__Your goal__.
Output the data below in full, character for character.

====== Provided records

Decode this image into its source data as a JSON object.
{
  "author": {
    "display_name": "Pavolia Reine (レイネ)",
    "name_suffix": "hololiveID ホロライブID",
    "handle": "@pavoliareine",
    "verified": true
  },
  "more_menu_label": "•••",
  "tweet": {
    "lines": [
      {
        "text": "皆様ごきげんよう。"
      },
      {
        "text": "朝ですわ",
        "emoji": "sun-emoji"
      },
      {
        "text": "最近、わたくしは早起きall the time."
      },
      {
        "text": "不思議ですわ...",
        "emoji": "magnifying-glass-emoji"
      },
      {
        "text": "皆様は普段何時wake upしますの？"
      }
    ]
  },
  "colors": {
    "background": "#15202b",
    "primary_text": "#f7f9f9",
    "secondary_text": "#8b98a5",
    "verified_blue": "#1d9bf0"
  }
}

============

__Written response__.
Decode this image into its source data as a JSON object.
{
  "author": {
    "display_name": "Pavolia Reine (レイネ)",
    "name_suffix": "hololiveID ホロライブID",
    "handle": "@pavoliareine",
    "verified": true
  },
  "more_menu_label": "•••",
  "tweet": {
    "lines": [
      {
        "text": "皆様ごきげんよう。"
      },
      {
        "text": "朝ですわ",
        "emoji": "sun-emoji"
      },
      {
        "text": "最近、わたくしは早起きall the time."
      },
      {
        "text": "不思議ですわ...",
        "emoji": "magnifying-glass-emoji"
      },
      {
        "text": "皆様は普段何時wake upしますの？"
      }
    ]
  },
  "colors": {
    "background": "#15202b",
    "primary_text": "#f7f9f9",
    "secondary_text": "#8b98a5",
    "verified_blue": "#1d9bf0"
  }
}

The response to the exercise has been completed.